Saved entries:
******************************

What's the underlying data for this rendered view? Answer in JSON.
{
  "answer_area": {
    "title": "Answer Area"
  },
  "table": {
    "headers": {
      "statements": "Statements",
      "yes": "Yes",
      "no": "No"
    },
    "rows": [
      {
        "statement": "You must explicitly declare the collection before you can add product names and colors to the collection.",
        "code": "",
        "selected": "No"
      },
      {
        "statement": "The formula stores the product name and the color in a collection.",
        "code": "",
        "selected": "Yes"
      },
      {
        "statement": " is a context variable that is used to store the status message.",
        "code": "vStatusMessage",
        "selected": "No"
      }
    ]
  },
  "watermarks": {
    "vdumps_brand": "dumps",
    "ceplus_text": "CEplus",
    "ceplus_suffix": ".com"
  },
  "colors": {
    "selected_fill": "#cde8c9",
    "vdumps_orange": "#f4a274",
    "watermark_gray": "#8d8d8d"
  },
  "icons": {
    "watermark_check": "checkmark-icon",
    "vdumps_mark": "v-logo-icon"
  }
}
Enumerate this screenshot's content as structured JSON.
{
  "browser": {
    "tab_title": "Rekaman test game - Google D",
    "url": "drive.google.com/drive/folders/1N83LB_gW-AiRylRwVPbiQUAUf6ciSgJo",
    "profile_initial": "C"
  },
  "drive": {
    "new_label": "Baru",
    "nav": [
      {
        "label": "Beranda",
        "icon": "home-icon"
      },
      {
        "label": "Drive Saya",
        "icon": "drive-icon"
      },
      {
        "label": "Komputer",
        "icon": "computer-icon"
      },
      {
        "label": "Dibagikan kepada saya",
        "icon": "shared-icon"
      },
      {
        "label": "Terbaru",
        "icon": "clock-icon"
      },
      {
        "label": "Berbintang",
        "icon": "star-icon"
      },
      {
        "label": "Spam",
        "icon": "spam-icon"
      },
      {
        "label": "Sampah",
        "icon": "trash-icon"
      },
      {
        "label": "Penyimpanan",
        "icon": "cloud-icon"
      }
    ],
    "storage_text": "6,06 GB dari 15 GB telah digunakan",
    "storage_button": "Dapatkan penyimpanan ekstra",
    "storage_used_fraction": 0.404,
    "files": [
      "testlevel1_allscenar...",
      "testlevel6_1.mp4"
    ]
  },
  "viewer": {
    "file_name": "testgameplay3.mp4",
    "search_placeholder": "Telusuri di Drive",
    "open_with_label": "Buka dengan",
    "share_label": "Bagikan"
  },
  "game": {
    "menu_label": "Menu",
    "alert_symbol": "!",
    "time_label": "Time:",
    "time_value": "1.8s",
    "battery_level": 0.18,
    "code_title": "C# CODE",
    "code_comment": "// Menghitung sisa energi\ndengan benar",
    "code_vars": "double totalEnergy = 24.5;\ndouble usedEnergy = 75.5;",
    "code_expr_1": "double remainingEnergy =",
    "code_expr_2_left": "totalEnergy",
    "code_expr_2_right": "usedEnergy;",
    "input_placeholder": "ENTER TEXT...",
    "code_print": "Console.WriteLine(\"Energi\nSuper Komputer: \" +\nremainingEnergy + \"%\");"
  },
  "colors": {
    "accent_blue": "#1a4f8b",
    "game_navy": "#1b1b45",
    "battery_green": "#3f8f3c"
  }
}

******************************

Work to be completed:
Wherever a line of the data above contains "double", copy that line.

Solution for this exercise:
    "code_vars": "double totalEnergy = 24.5;\ndouble usedEnergy = 75.5;",
    "code_expr_1": "double remainingEnergy =",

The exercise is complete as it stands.